• [What is expected]:
The lines to be copied are those below that contain "screenshot".

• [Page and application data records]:
******************************
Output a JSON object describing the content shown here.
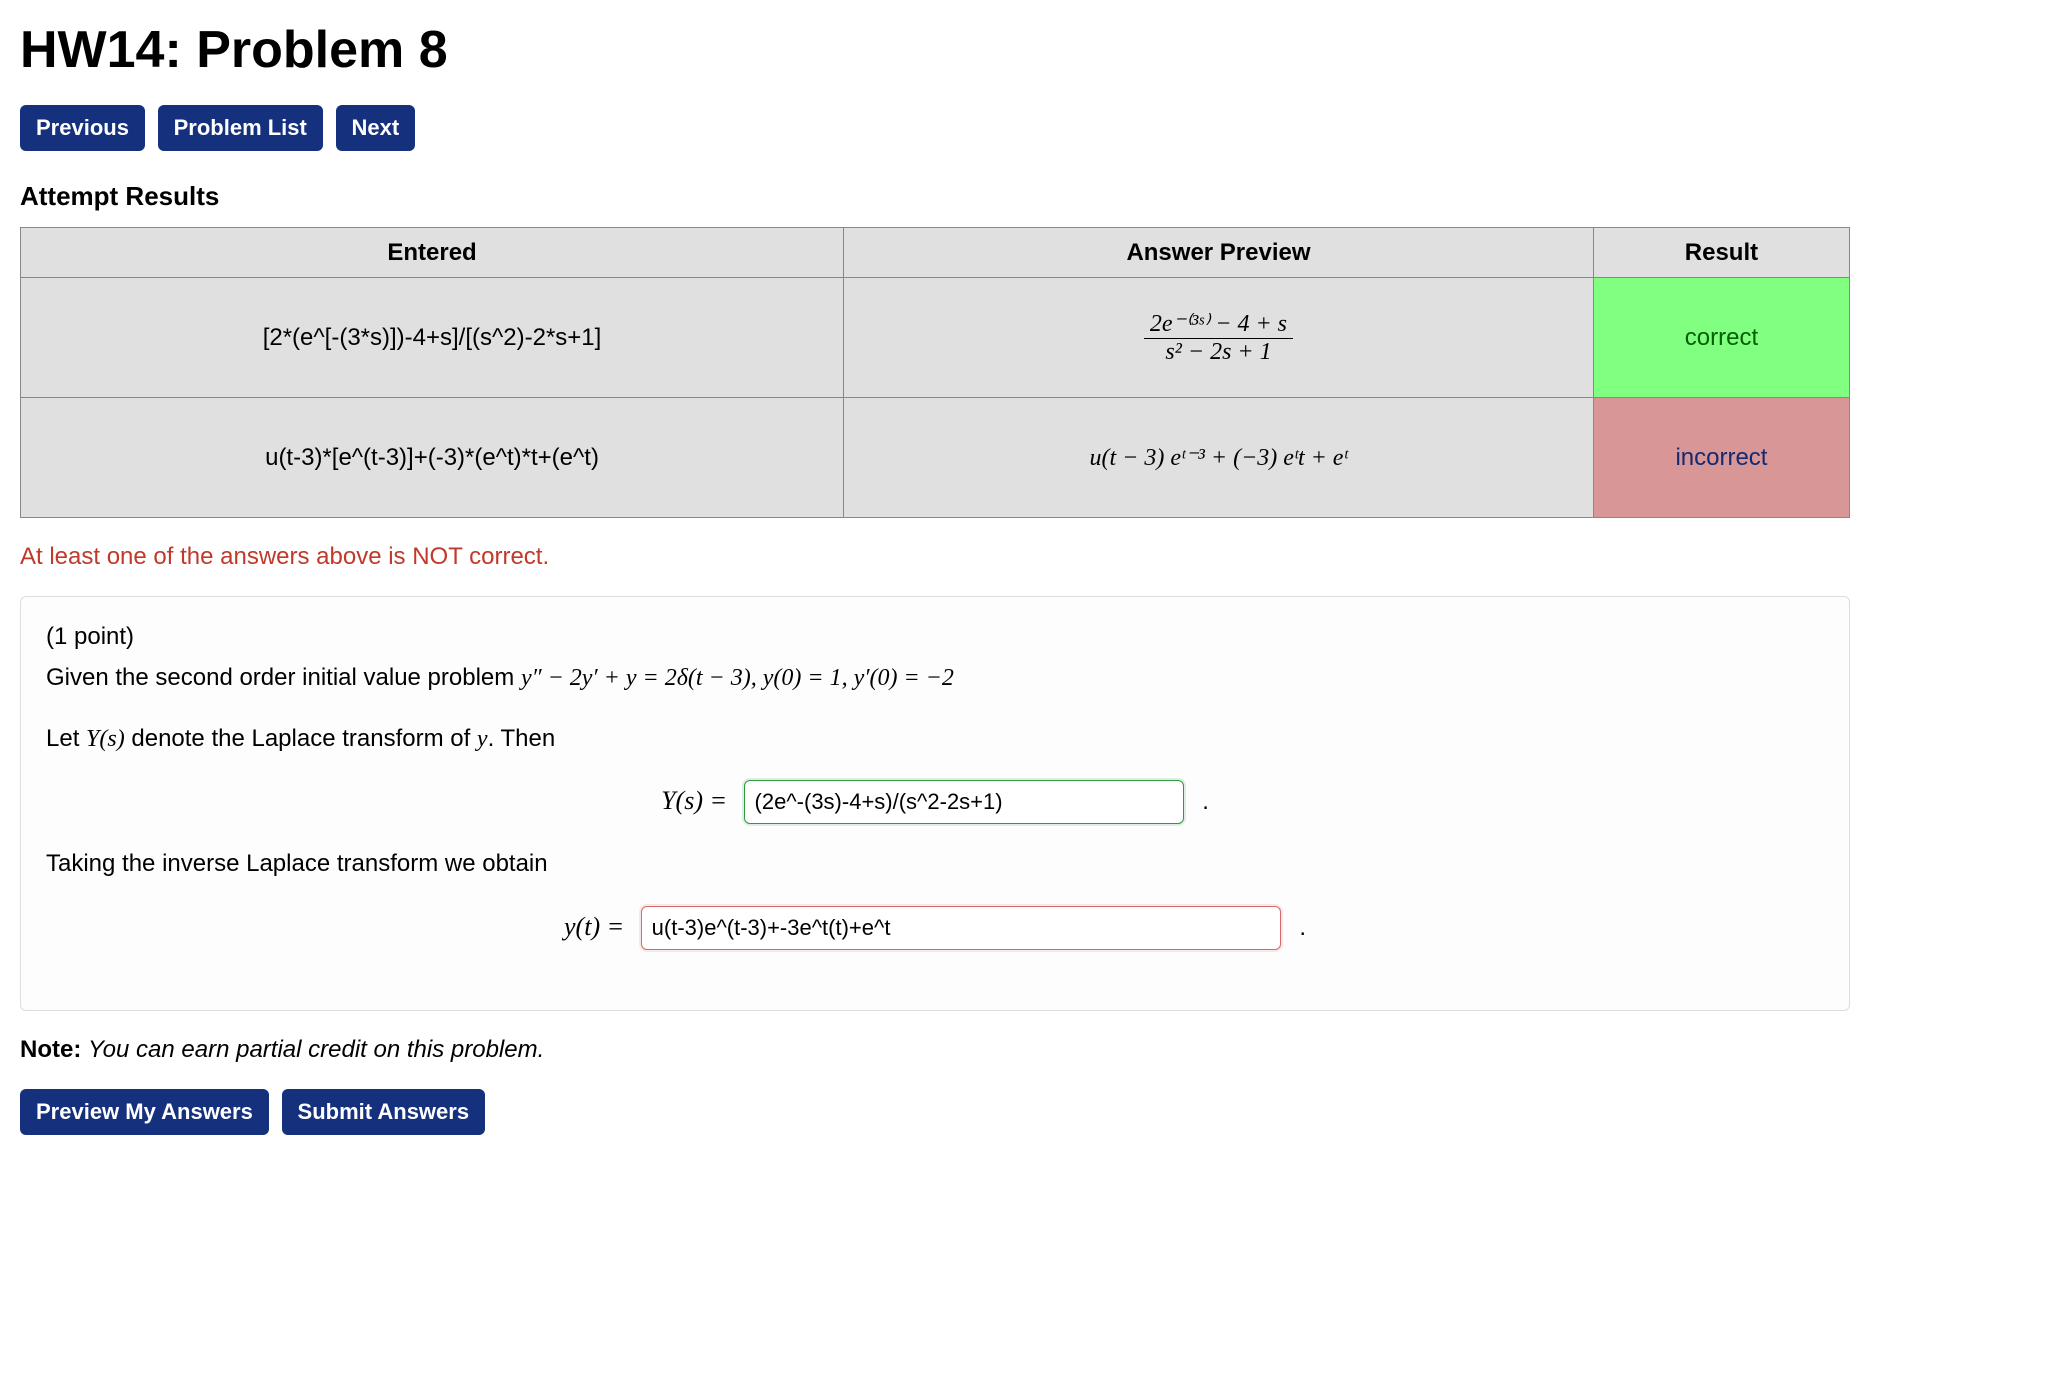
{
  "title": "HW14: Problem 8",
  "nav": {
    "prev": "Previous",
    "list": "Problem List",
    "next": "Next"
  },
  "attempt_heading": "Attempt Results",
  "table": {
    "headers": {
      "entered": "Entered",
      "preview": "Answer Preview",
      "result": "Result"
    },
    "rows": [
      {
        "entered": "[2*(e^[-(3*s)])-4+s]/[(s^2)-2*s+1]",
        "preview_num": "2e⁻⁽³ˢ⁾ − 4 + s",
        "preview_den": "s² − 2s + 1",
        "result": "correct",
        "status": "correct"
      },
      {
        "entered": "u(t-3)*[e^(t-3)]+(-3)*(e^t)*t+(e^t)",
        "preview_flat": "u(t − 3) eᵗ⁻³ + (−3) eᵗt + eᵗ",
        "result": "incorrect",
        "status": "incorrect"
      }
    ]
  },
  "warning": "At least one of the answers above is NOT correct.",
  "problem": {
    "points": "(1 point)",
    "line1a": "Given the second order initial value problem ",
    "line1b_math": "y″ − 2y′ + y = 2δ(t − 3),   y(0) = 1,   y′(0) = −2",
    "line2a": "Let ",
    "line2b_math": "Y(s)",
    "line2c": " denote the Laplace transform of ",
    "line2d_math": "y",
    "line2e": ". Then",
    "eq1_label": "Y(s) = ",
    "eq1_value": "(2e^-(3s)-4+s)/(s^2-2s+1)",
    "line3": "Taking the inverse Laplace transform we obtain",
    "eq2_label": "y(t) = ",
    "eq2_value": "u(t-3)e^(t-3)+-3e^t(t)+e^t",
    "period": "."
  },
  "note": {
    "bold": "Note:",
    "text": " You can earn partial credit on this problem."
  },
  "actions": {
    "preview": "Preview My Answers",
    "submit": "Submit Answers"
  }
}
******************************
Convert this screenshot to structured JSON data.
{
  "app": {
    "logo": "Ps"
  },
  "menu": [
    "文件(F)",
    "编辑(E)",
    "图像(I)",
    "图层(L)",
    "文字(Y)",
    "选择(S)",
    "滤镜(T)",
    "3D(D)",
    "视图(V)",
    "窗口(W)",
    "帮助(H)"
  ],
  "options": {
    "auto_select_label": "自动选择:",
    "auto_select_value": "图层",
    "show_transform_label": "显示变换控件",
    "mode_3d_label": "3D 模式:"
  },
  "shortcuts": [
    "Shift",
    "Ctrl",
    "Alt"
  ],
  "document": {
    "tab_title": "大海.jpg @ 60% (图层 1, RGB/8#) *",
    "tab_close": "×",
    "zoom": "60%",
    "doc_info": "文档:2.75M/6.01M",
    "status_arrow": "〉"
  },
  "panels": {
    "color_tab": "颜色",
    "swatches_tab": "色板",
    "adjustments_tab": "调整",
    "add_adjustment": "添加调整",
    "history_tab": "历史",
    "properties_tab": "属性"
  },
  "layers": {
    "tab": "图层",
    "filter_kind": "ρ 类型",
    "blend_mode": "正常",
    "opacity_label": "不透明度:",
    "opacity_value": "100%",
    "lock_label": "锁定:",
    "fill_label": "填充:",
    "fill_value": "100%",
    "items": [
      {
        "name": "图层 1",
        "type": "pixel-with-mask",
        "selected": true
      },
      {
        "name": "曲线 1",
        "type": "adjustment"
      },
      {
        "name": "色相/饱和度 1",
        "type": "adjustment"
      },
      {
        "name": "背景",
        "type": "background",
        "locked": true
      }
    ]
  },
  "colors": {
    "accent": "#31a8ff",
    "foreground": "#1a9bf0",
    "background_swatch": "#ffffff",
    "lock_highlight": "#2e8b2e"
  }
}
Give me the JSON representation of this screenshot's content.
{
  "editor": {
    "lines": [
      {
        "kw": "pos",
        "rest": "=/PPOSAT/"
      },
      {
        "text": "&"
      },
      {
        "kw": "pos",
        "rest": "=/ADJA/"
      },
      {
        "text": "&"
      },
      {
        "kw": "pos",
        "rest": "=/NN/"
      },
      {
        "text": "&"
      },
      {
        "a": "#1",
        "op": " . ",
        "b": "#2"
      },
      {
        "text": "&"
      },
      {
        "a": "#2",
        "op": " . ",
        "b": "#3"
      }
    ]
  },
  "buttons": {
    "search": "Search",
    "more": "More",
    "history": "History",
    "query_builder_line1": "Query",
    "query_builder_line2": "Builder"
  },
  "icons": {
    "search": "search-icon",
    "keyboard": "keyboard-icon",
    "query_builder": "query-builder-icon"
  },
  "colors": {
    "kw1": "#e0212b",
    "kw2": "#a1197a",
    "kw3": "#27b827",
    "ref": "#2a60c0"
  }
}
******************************
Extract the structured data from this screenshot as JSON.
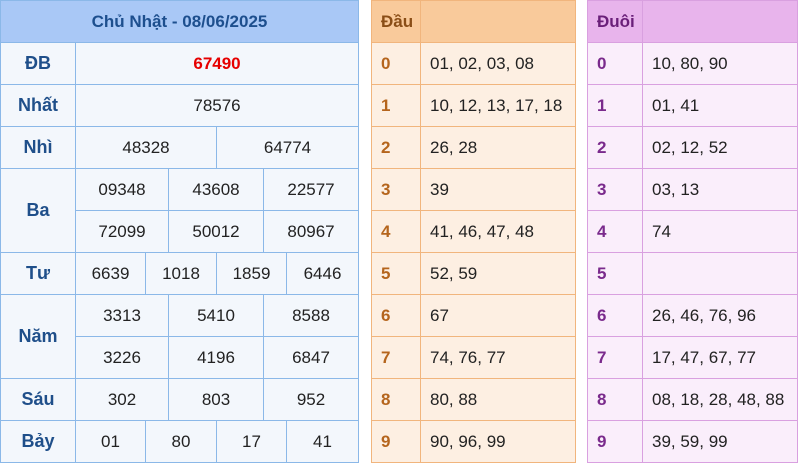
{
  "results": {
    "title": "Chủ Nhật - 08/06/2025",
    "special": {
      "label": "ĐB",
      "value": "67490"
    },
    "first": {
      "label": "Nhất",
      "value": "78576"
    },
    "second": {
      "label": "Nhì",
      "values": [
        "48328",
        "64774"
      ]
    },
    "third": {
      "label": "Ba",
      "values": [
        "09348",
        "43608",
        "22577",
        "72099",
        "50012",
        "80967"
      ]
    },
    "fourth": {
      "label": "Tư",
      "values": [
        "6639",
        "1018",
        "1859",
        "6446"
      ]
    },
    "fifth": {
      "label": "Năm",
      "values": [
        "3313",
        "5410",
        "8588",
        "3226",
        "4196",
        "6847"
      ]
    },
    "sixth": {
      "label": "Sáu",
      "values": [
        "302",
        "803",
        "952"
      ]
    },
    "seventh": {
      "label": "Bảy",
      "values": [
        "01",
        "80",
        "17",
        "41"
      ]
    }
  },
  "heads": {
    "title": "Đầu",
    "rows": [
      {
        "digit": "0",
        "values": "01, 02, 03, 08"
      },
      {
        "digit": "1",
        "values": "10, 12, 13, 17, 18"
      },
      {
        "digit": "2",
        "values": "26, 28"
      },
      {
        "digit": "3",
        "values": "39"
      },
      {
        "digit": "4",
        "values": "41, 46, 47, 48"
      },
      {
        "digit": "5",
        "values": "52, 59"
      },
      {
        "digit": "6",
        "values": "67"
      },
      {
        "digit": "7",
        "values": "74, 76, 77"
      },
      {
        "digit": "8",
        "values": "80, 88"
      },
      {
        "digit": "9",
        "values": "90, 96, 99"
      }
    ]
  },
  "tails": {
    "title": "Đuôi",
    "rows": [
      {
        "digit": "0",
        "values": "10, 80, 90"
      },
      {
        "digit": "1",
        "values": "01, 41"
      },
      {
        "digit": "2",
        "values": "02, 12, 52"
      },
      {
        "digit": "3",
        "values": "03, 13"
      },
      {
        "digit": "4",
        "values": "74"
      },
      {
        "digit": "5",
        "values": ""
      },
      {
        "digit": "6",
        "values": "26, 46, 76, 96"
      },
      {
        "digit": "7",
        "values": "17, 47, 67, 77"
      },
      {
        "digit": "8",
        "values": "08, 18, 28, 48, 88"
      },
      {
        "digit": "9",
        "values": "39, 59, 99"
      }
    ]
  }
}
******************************
• [Answer to the exercise]:
Convert this screenshot to structured JSON data.
Give me the JSON representation of this screenshot's content.
Extract the structured data from this screenshot as JSON.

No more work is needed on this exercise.